Restaurant & catering manager
Bronwyn, late 20s
How did you become a restaurant manager?
Bronwyn has been the restaurant manager of King's Buffet at Crown casino for over 2 years now, after having gradually worked her way up the restaurant hierarchy.
Initially attracted to the industry because of the large number of positions available in food and beverage, Bronywn started off working part-time as a waitperson while she was still at school.
Obviously, you don't just start off in a management role. You'll need some hospitality experience first, and some employers will encourage you to undertake formal training as well, such as a Certificate III in Hospitality.

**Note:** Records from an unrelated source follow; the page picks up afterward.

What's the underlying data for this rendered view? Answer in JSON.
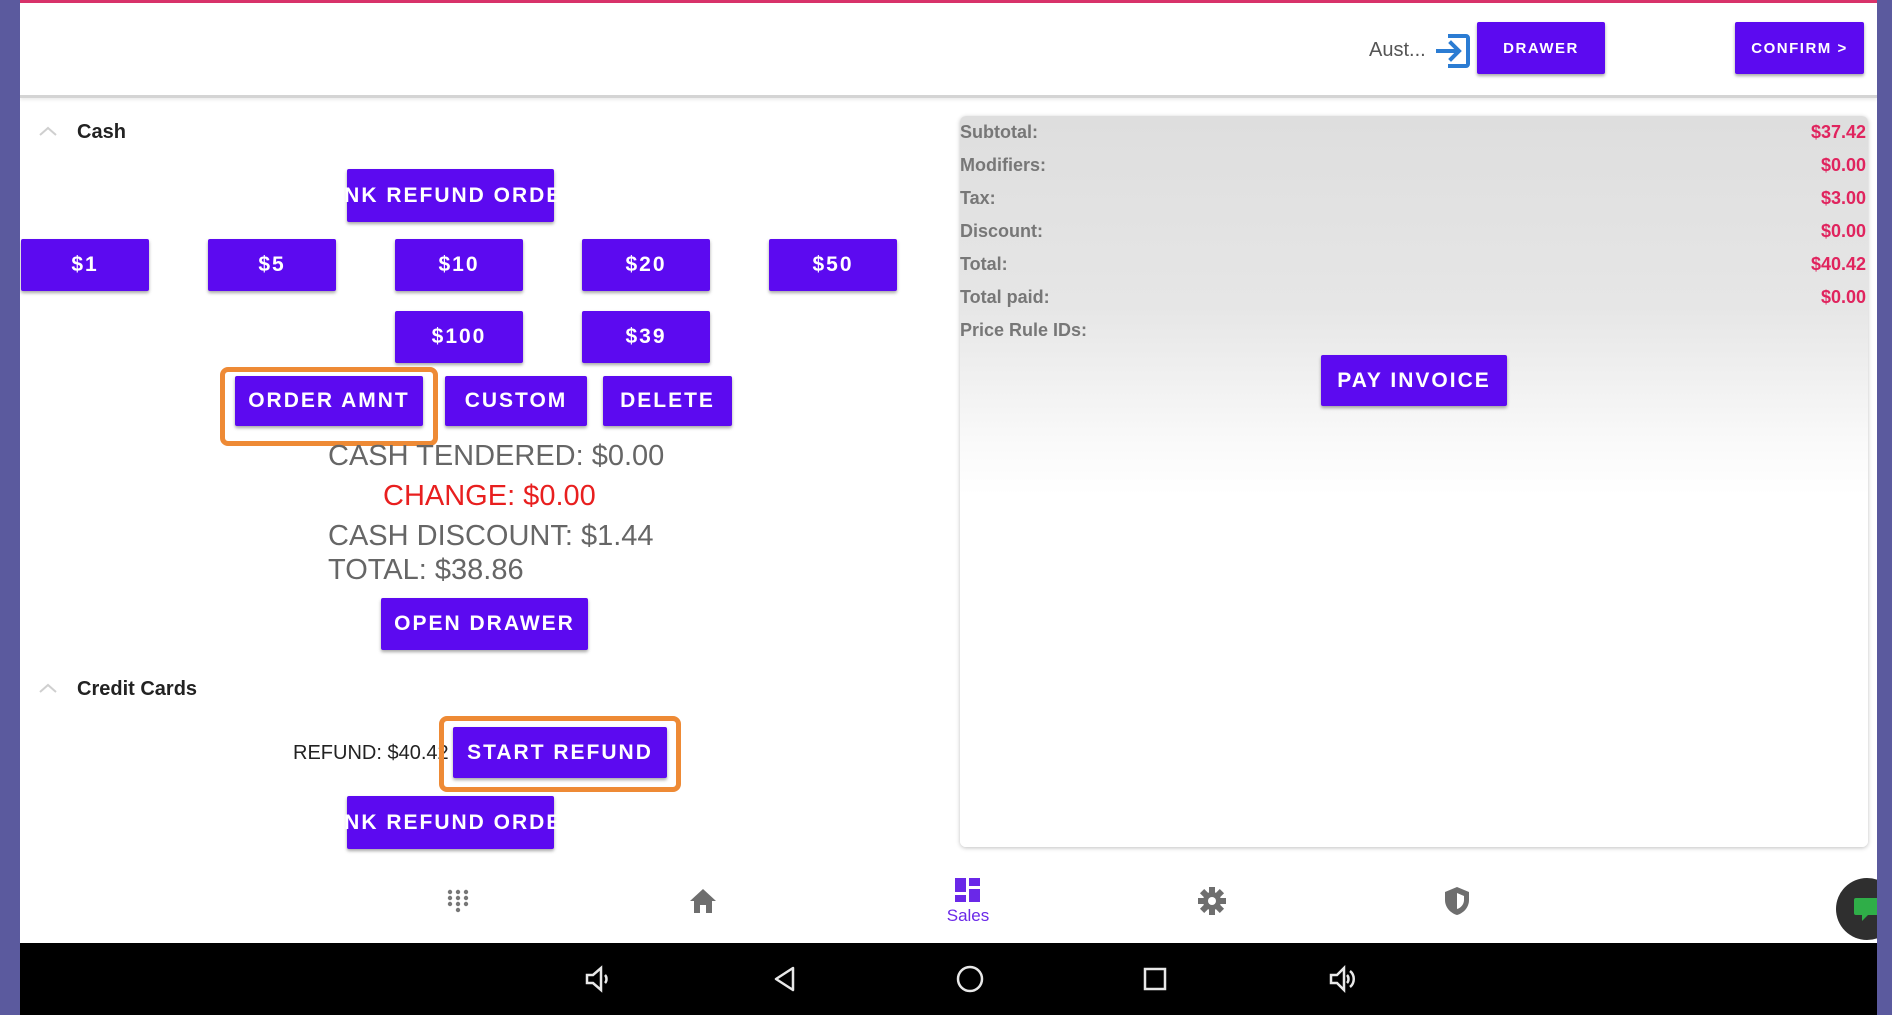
{
  "topbar": {
    "user_name": "Aust...",
    "drawer_label": "DRAWER",
    "confirm_label": "CONFIRM >"
  },
  "cash": {
    "title": "Cash",
    "link_refund_label": "LINK REFUND ORDER",
    "denominations": [
      "$1",
      "$5",
      "$10",
      "$20",
      "$50",
      "$100",
      "$39"
    ],
    "order_amount_label": "ORDER AMNT",
    "custom_label": "CUSTOM",
    "delete_label": "DELETE",
    "cash_tendered": "CASH TENDERED: $0.00",
    "change": "CHANGE: $0.00",
    "cash_discount": "CASH DISCOUNT: $1.44",
    "total": "TOTAL: $38.86",
    "open_drawer_label": "OPEN DRAWER"
  },
  "credit_cards": {
    "title": "Credit Cards",
    "refund_label": "REFUND: $40.42",
    "start_refund_label": "START REFUND",
    "link_refund_label": "LINK REFUND ORDER"
  },
  "summary": {
    "rows": [
      {
        "label": "Subtotal:",
        "value": "$37.42"
      },
      {
        "label": "Modifiers:",
        "value": "$0.00"
      },
      {
        "label": "Tax:",
        "value": "$3.00"
      },
      {
        "label": "Discount:",
        "value": "$0.00"
      },
      {
        "label": "Total:",
        "value": "$40.42"
      },
      {
        "label": "Total paid:",
        "value": "$0.00"
      },
      {
        "label": "Price Rule IDs:",
        "value": ""
      }
    ],
    "pay_invoice_label": "PAY INVOICE"
  },
  "bottom_nav": {
    "items": [
      {
        "icon": "apps-grid-icon",
        "label": ""
      },
      {
        "icon": "home-icon",
        "label": ""
      },
      {
        "icon": "dashboard-icon",
        "label": "Sales"
      },
      {
        "icon": "gear-icon",
        "label": ""
      },
      {
        "icon": "shield-icon",
        "label": ""
      }
    ],
    "active": "Sales"
  },
  "colors": {
    "primary": "#5c0af0",
    "highlight": "#ee8a35",
    "value_red": "#e0245e",
    "change_red": "#e81f1f",
    "frame": "#5b5a9e"
  }
}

You can facilitate your professional advancement too, by increasing your food and wine knowledge.
"I love meeting new people, and it's a great atmosphere - working in such a busy restaurant," says Bronwyn. Every day is different, and I'm constantly learning new things... And the pay's great too!" she says.
What does a restaurant manager do?
"My role involves organising staff rosters, ordering food and beverage, ensuring that the restaurant is up to standard (that everything is working and cleaned properly), paying invoices, budgeting, attending meetings, and working on the floor during service times," says Bronwyn.
"It's a job that requires good organisation and leadership skills, and an ability to prioritise." She adds that you'll also need to be able to work well under pressure, "I'm always on the go, and have to be proactive rather than reactive."
Perhaps even more importantly, you will need strong interpersonal skills. "You definitely need to be a people person," stresses Bronwyn.
What sort of skills and qualities do you need?
For those interested in following such a career path, Bronwyn also reminds us that like most jobs in this industry, you should be prepared to work long hours and do shift work at times.
However, unlike a bar or waitperson, as a manager, you will also have to contend with high rates of absenteeism and high staff turnover. Your organisational skills will be continuously stretched.
"Rostering plays a big part in absenteeism. If you want to minimise problems associated with understaffing, you need to be organised, and get staff timetables in before drawing up the roster. You also need to be flexible, and take into account factors that influence staff availability, such as public transport, and so on," says Bronwyn.
Any tips for getting a job as a restaurant manager?
Bronwyn advises, "You can't afford to be weak in any areas - you need to be as good at administrative duties as you are with people but it takes experience and determination to work your way up to a management position."
Find out more about this career path at myfuture.edu.au (new window) (Note: free registration is required to access the myfuture site).